Ear to the


“I need to get to church, God damn it!”

- A Bayfield man after

attempting to run the Mill Street closure for last Sunday’s Squawker Classic bike race

‘Indiana Jeans’

A Durangoan scored some pretty precious ink last week. Brit Eaton, owner of Carpe Diem and a local yard sale/flea market regular, landed a story in the March 9 edition of the New York Times. The title of the story was “Indians Jeans.”

The tale opened by saying that “heritage” and “authenticity” are dominating current fashion trends, and Eaton is the “closest thing we’ve got to a fashion archaeologist.”

“He’s the first domino in a chain that eventually tumbles into department stores,” the story stated. “The discarded, often filthy garments and fabric swatches that he deals in not only hold the secrets to the shapes, dyes, weaves and details of the styles of tomorrow, they also represent a forgotten time and place.”

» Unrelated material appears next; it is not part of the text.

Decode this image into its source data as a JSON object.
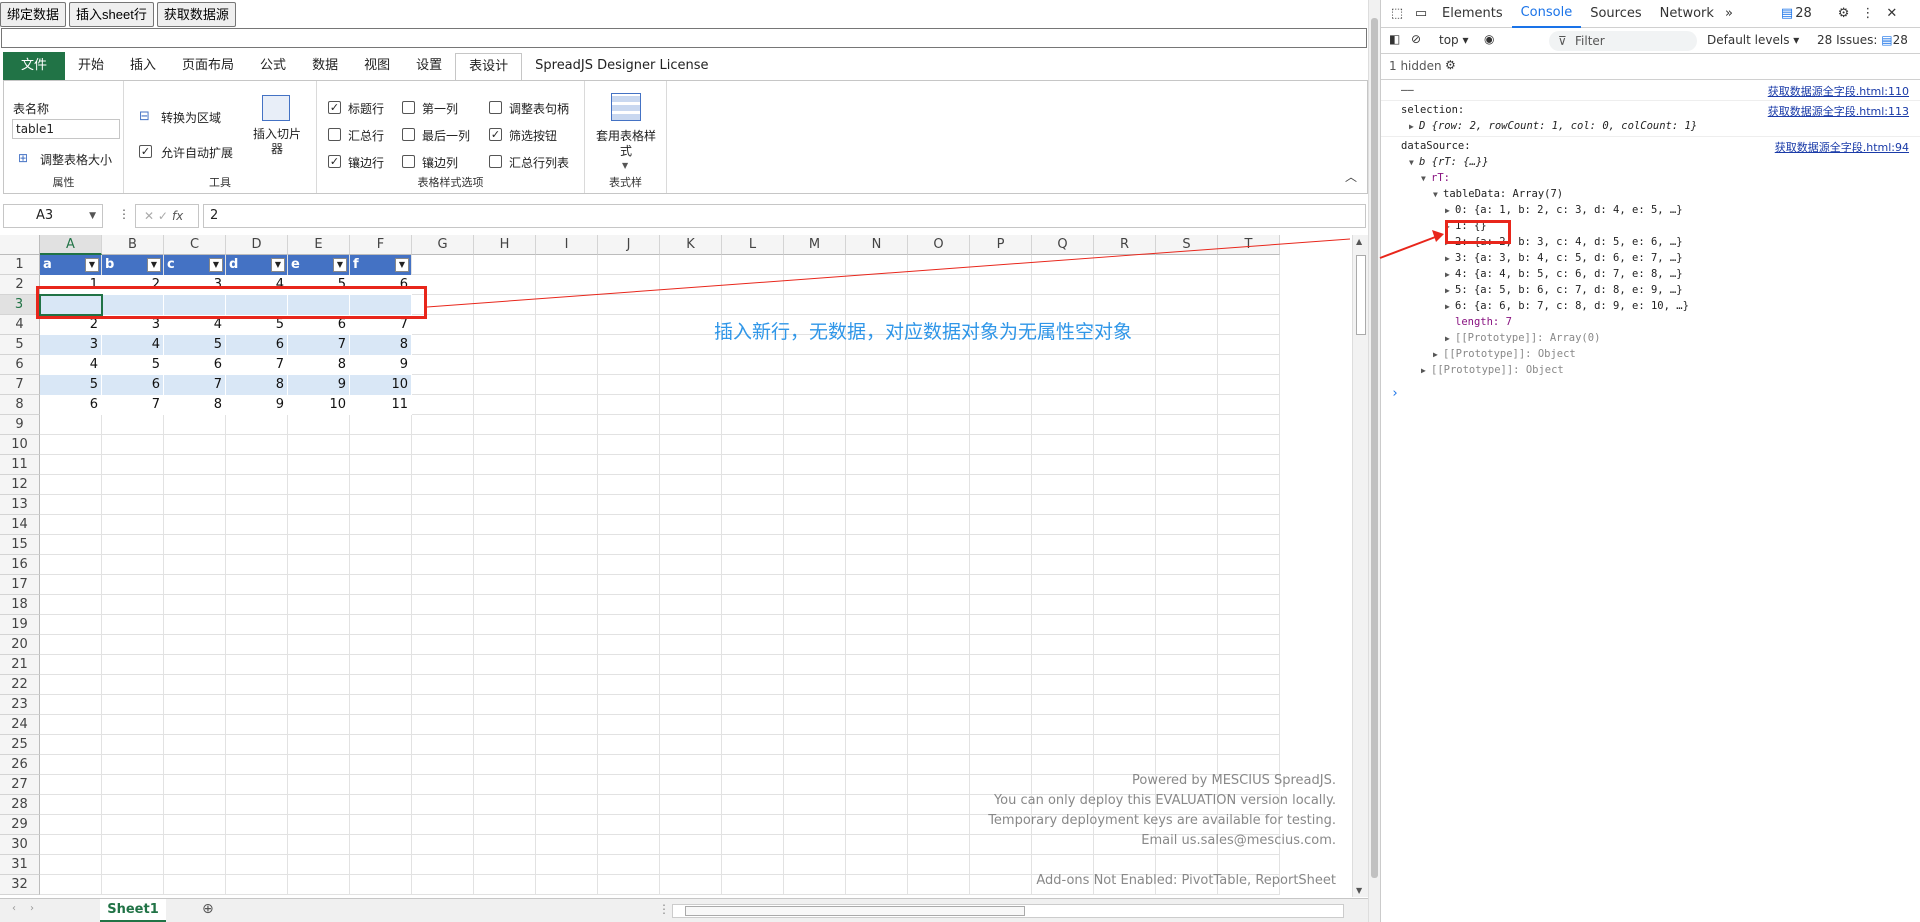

Carpe Denim, Eaton’s College Avenue store, specializes in “pre-20th-century denim,” and his clients include some of the biggest names in the fashion industry as well as Hollywood icons.

“Eaton, 38, is the best in his field, and not just because he has a great eye for combing flea markets,” the story continues. “Equipped with old maps of ghost towns and abandoned mining camps, he has hit the road in search of denim 10 days of every month for the last 10 years. Since a great score can fetch more than $10,000, he’s pretty sanguine when he comes up empty.”

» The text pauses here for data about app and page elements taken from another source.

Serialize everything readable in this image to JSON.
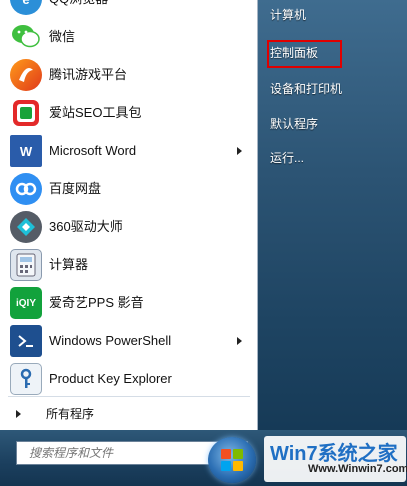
{
  "left_list": {
    "items": [
      {
        "label": "QQ浏览器",
        "icon": "qq-browser-icon",
        "submenu": false
      },
      {
        "label": "微信",
        "icon": "wechat-icon",
        "submenu": false
      },
      {
        "label": "腾讯游戏平台",
        "icon": "tencent-games-icon",
        "submenu": false
      },
      {
        "label": "爱站SEO工具包",
        "icon": "aizhan-seo-icon",
        "submenu": false
      },
      {
        "label": "Microsoft Word",
        "icon": "word-icon",
        "submenu": true
      },
      {
        "label": "百度网盘",
        "icon": "baidu-netdisk-icon",
        "submenu": false
      },
      {
        "label": "360驱动大师",
        "icon": "driver-master-icon",
        "submenu": false
      },
      {
        "label": "计算器",
        "icon": "calculator-icon",
        "submenu": false
      },
      {
        "label": "爱奇艺PPS 影音",
        "icon": "iqiyi-icon",
        "submenu": false
      },
      {
        "label": "Windows PowerShell",
        "icon": "powershell-icon",
        "submenu": true
      },
      {
        "label": "Product Key Explorer",
        "icon": "key-explorer-icon",
        "submenu": false
      }
    ],
    "all_programs": "所有程序"
  },
  "search": {
    "placeholder": "搜索程序和文件"
  },
  "right_list": {
    "items": [
      {
        "label": "计算机"
      },
      {
        "label": "控制面板",
        "highlighted": true
      },
      {
        "label": "设备和打印机"
      },
      {
        "label": "默认程序"
      },
      {
        "label": "运行..."
      }
    ]
  },
  "watermark": {
    "title": "Win7系统之家",
    "site": "Www.Winwin7.com"
  },
  "colors": {
    "highlight": "#e00000",
    "accent": "#1f6fc4"
  }
}
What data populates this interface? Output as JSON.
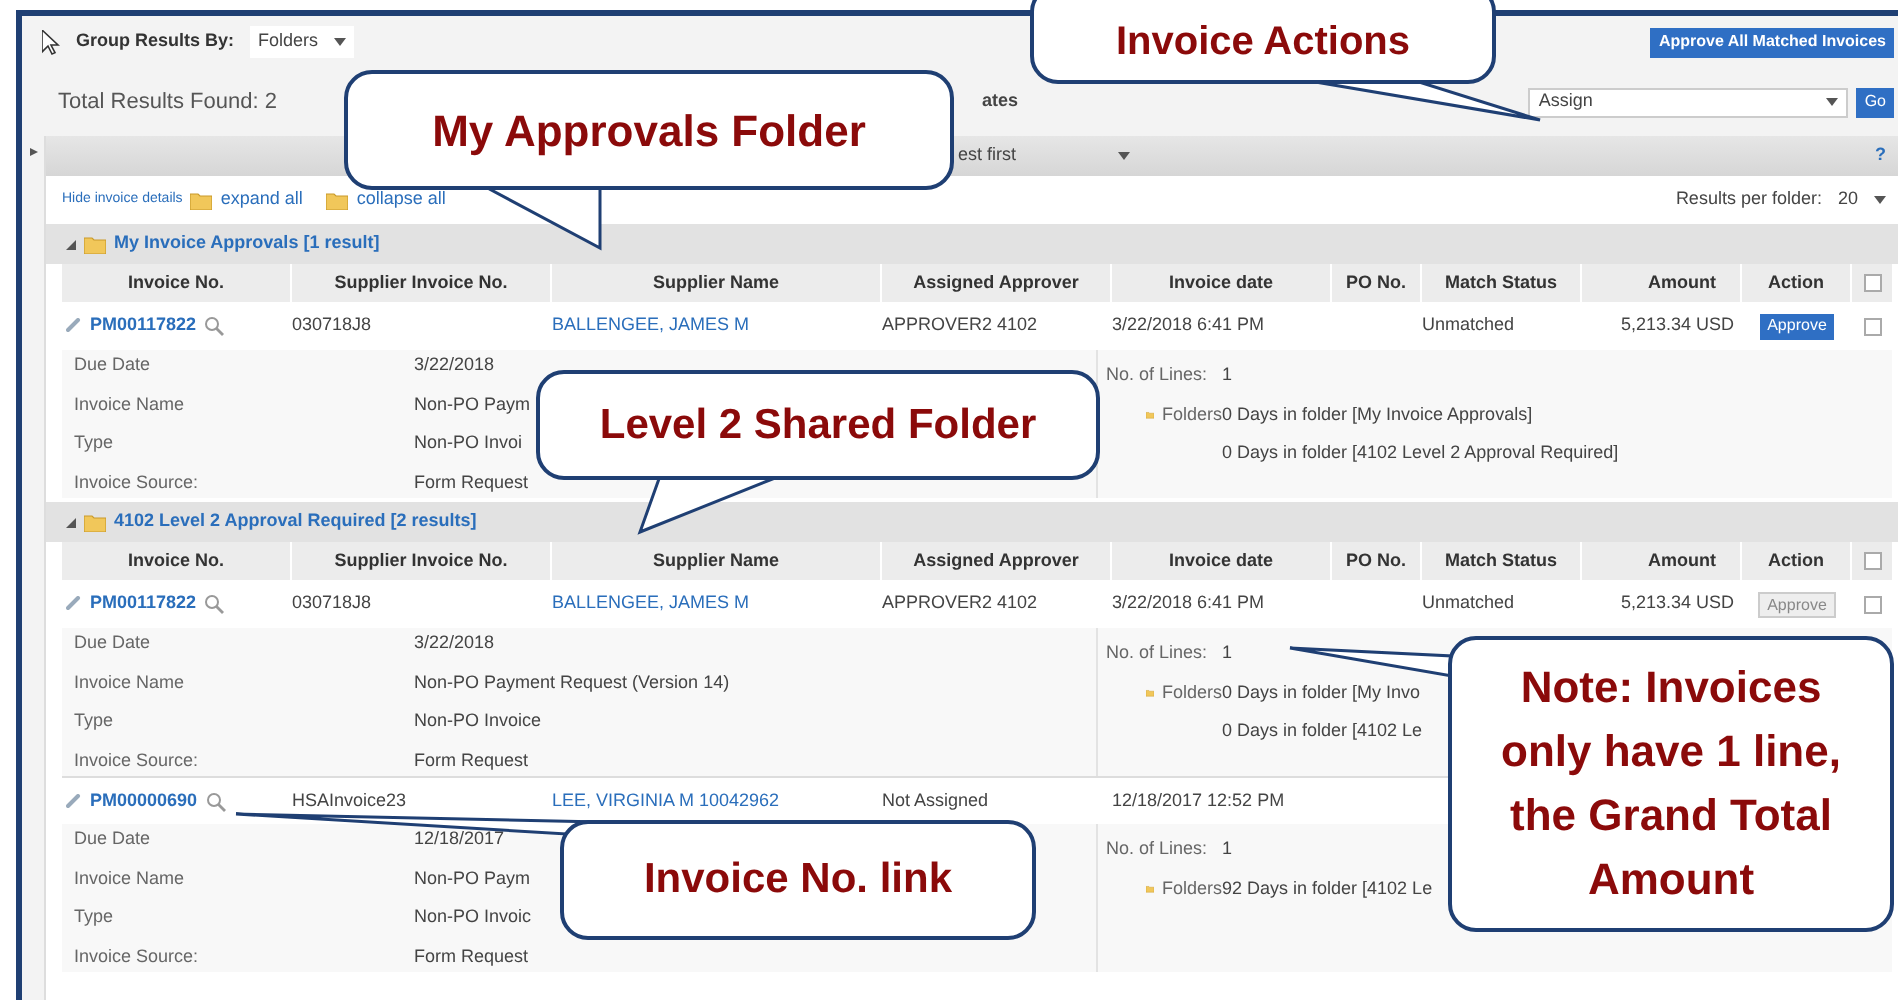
{
  "group_by": {
    "label": "Group Results By:",
    "value": "Folders"
  },
  "approve_all_button": "Approve All Matched Invoices",
  "total_results": "Total Results Found: 2",
  "filter_label": "ates",
  "action_select": {
    "value": "Assign"
  },
  "go_button": "Go",
  "sort_select": {
    "value": "est first"
  },
  "help": "?",
  "links": [
    {
      "kind": "text",
      "label": "Hide invoice details"
    },
    {
      "kind": "folder",
      "label": "expand all"
    },
    {
      "kind": "folder",
      "label": "collapse all"
    }
  ],
  "results_per_folder": {
    "label": "Results per folder:",
    "value": "20"
  },
  "folders": [
    {
      "title": "My Invoice Approvals [1 result]",
      "expanded": true,
      "select_all_checked": false,
      "columns": [
        "Invoice No.",
        "Supplier Invoice No.",
        "Supplier Name",
        "Assigned Approver",
        "Invoice date",
        "PO No.",
        "Match Status",
        "Amount",
        "Action"
      ],
      "invoices": [
        {
          "invoice_no": "PM00117822",
          "supplier_invoice_no": "030718J8",
          "supplier_name": "BALLENGEE, JAMES M",
          "assigned_approver": "APPROVER2 4102",
          "invoice_date": "3/22/2018 6:41 PM",
          "match_status": "Unmatched",
          "amount": "5,213.34 USD",
          "action": {
            "label": "Approve",
            "disabled": false
          },
          "checked": false,
          "details": [
            {
              "label": "Due Date",
              "value": "3/22/2018"
            },
            {
              "label": "Invoice Name",
              "value": "Non-PO Paym"
            },
            {
              "label": "Type",
              "value": "Non-PO Invoi"
            },
            {
              "label": "Invoice Source:",
              "value": "Form Request"
            }
          ],
          "lines": {
            "label": "No. of Lines:",
            "value": "1"
          },
          "folder_days": {
            "label": "Folders",
            "values": [
              "0 Days in folder [My Invoice Approvals]",
              "0 Days in folder [4102 Level 2 Approval Required]"
            ]
          }
        }
      ]
    },
    {
      "title": "4102 Level 2 Approval Required [2 results]",
      "expanded": true,
      "select_all_checked": false,
      "columns": [
        "Invoice No.",
        "Supplier Invoice No.",
        "Supplier Name",
        "Assigned Approver",
        "Invoice date",
        "PO No.",
        "Match Status",
        "Amount",
        "Action"
      ],
      "invoices": [
        {
          "invoice_no": "PM00117822",
          "supplier_invoice_no": "030718J8",
          "supplier_name": "BALLENGEE, JAMES M",
          "assigned_approver": "APPROVER2 4102",
          "invoice_date": "3/22/2018 6:41 PM",
          "match_status": "Unmatched",
          "amount": "5,213.34 USD",
          "action": {
            "label": "Approve",
            "disabled": true
          },
          "checked": false,
          "details": [
            {
              "label": "Due Date",
              "value": "3/22/2018"
            },
            {
              "label": "Invoice Name",
              "value": "Non-PO Payment Request (Version 14)"
            },
            {
              "label": "Type",
              "value": "Non-PO Invoice"
            },
            {
              "label": "Invoice Source:",
              "value": "Form Request"
            }
          ],
          "lines": {
            "label": "No. of Lines:",
            "value": "1"
          },
          "folder_days": {
            "label": "Folders",
            "values": [
              "0 Days in folder [My Invo",
              "0 Days in folder [4102 Le"
            ]
          }
        },
        {
          "invoice_no": "PM00000690",
          "supplier_invoice_no": "HSAInvoice23",
          "supplier_name": "LEE, VIRGINIA M 10042962",
          "assigned_approver": "Not Assigned",
          "invoice_date": "12/18/2017 12:52 PM",
          "details": [
            {
              "label": "Due Date",
              "value": "12/18/2017"
            },
            {
              "label": "Invoice Name",
              "value": "Non-PO Paym"
            },
            {
              "label": "Type",
              "value": "Non-PO Invoic"
            },
            {
              "label": "Invoice Source:",
              "value": "Form Request"
            }
          ],
          "lines": {
            "label": "No. of Lines:",
            "value": "1"
          },
          "folder_days": {
            "label": "Folders",
            "values": [
              "92 Days in folder [4102 Le"
            ]
          }
        }
      ]
    }
  ],
  "callouts": [
    {
      "text": "Invoice Actions"
    },
    {
      "text": "My Approvals Folder"
    },
    {
      "text": "Level 2 Shared Folder"
    },
    {
      "text": "Invoice No. link"
    },
    {
      "text": "Note: Invoices only have 1 line, the Grand Total Amount"
    }
  ]
}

Following his “pirate nature,” Eaton and the author go hunting for priceless pants in Billings, Mont. Along the way, he explains, “Denim is like a canvas that paints itself through time. A 1950s jean bought secondhand will outlast a 2007 jean.”

The world’s greatest ...

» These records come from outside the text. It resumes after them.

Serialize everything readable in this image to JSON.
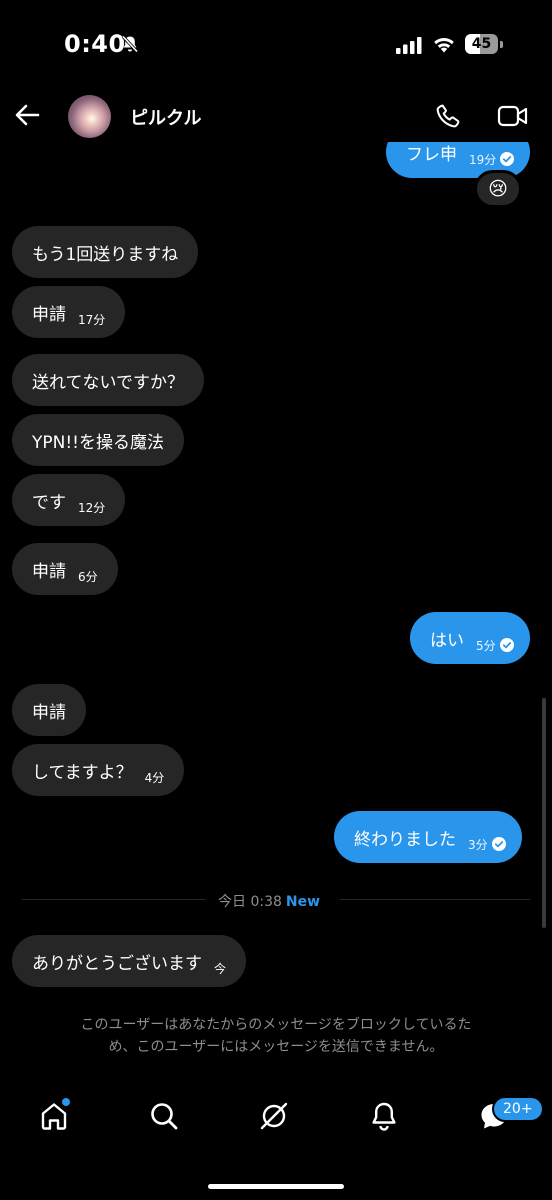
{
  "status_bar": {
    "time": "0:40",
    "battery": "45"
  },
  "header": {
    "contact_name": "ピルクル"
  },
  "messages": [
    {
      "direction": "out",
      "text": "フレ申",
      "time": "19分",
      "reaction": "😢"
    },
    {
      "direction": "in",
      "text": "もう1回送りますね",
      "time": ""
    },
    {
      "direction": "in",
      "text": "申請",
      "time": "17分"
    },
    {
      "direction": "in",
      "text": "送れてないですか？",
      "time": ""
    },
    {
      "direction": "in",
      "text": "YPN!!を操る魔法",
      "time": ""
    },
    {
      "direction": "in",
      "text": "です",
      "time": "12分"
    },
    {
      "direction": "in",
      "text": "申請",
      "time": "6分"
    },
    {
      "direction": "out",
      "text": "はい",
      "time": "5分"
    },
    {
      "direction": "in",
      "text": "申請",
      "time": ""
    },
    {
      "direction": "in",
      "text": "してますよ？",
      "time": "4分"
    },
    {
      "direction": "out",
      "text": "終わりました",
      "time": "3分"
    },
    {
      "direction": "in",
      "text": "ありがとうございます",
      "time": "今"
    }
  ],
  "divider": {
    "text": "今日 0:38",
    "new_label": "New"
  },
  "notice": {
    "line1": "このユーザーはあなたからのメッセージをブロックしているた",
    "line2": "め、このユーザーにはメッセージを送信できません。"
  },
  "bottom_nav": {
    "items": [
      "home-icon",
      "search-icon",
      "explore-icon",
      "notifications-icon",
      "messages-icon"
    ],
    "messages_badge": "20+"
  },
  "colors": {
    "accent": "#2a96eb",
    "incoming_bubble": "#262626",
    "background": "#000000"
  }
}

Speaking of limelight, a Durango institution landed some technicolor and a lofty title this week. On March 17-19, the Rocky Mountain Institute of Healing Arts was featured on the television show, “The World’s Greatest … ,” as the world’s greatest massage school.

“We were impressed by the school’s holistic approach,” said Rob Ash, the show’s assistant producer. “They are dedicated to rigorous academics yet also focus on personal growth and creativity.”

Filming was done last September and the show aired last week on ION channel. The program features an interview with Rebecca Mauldin, director of the school, classroom action shots and views of Durango.

The Rocky Mountain Institute of Healing Arts started in Dolores in 2001 and has operated in Durango since 2002.